Annual Mind/Brain Lecture Explores Attention Processing

Cognitive neuroscientist Sabine Kastner delivered the 26th annual Swartz Foundation Mind/Brain Lecture, “Everyone knows what attention is …” providing an overview of the brain network and some of the mechanisms that support attention behaviors.

Kastner is a professor in the Department of Psychology and the Princeton Neuroscience Institute at Princeton University and was named as the 2023 recipient of the Cognitive Neuroscience Society’s George A. Miller Prize in Cognitive Neuroscience. She is known for her pioneering work on the neural basis of visual attention, her comparative studies in the human and monkey brain, and her groundbreaking studies on the role of the thalamus in perception and cognition. The lecture was held April 8 at the Staller Center for the Arts.

“Attention is the taking possession by the mind, in clear and vivid form, of one out of what seem several simultaneously possible objects or trains of thought. Focalization, concentration, of consciousness are of its essence,” Kastner began, quoting William James, whose 1890 book Principles of Psychology includes insights that remain relevant and interesting.

When we select something using our attention system, Kastner explained, we select one thing of many that may be available to us at the same time, illustrating “the incredibly limited processing capacity of our brain.”

As an example, Kastner showed on the screen a sailboat scene, followed by the same scene with one different characteristic. The two scenes were rapidly displayed one after the other on the screen, and after 10 seconds most of the audience had not recognized the difference. This is representative of the limitations of the brain’s capacity to process multiple items at the same time.

Kastner’s research focuses on how the brain’s network produces a behavioral response within 250 to 300 milliseconds, and on the interactions of the sensory and cognitive modules of the brain. She used a metaphor of a spotlight focusing on different areas to explain that when we pay attention to something, certain parts of our brain become more active, allowing us to focus on specific stimuli and to ignore distractions.

Experiments measured brain activity during attention tasks and found rhythmic patterns, called “theta rhythms,” in both humans and monkeys.
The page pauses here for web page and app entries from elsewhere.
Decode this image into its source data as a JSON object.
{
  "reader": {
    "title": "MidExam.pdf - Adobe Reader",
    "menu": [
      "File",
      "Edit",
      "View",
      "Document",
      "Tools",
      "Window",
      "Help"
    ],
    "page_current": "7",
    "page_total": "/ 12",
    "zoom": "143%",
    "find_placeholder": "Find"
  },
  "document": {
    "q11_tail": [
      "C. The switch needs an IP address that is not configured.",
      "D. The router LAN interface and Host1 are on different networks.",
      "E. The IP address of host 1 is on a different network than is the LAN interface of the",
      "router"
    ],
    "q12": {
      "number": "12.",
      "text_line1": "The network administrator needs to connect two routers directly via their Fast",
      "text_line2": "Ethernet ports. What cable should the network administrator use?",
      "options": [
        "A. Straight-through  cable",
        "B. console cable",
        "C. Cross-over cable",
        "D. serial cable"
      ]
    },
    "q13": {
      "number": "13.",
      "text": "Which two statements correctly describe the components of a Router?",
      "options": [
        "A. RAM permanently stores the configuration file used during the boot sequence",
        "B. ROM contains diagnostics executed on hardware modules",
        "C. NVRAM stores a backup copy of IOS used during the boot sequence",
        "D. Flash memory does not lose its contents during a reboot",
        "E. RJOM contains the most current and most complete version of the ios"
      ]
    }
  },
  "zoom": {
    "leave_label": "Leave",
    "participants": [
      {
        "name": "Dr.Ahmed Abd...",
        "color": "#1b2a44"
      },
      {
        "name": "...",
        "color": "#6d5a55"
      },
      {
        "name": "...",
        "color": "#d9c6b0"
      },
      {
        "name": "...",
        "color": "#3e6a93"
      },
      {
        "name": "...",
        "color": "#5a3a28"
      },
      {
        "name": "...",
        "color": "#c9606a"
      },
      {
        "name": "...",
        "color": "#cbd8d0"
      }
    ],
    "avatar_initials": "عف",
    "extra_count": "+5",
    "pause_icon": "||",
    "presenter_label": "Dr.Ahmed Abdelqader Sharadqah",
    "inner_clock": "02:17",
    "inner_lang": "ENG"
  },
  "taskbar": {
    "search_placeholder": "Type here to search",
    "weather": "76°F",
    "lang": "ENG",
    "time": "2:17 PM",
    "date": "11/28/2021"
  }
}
These rhythms seem to be linked to our ability to pay attention and to predict performance on tasks, and may help coordinate different brain networks involved in attention and other cognitive functions, making our brain’s processing more efficient.

Kastner ended the lecture with a call to action for scientists to contribute to an academic journal created for children, which she co-founded 10 years ago. Frontiers for Young Minds is an academic journal that features articles written by scientists and researchers and reviewed for clarity and readability by members of the target audience, children ages 8 to 15.

The finished articles are available free on the journal’s website, bringing the latest science to any student with access to the internet. The journal now receives over 1.5 million clicks per year, and has reached countries around the globe.

The Swartz Foundation was established in 1994 to explore the application of physics, mathematics, and computer engineering principles to neuroscience as a path to better understanding the brain/mind relationship.

— Beth Squire

Related posts

The latest On Social Media

Article Categories

Subscribe to SB Matters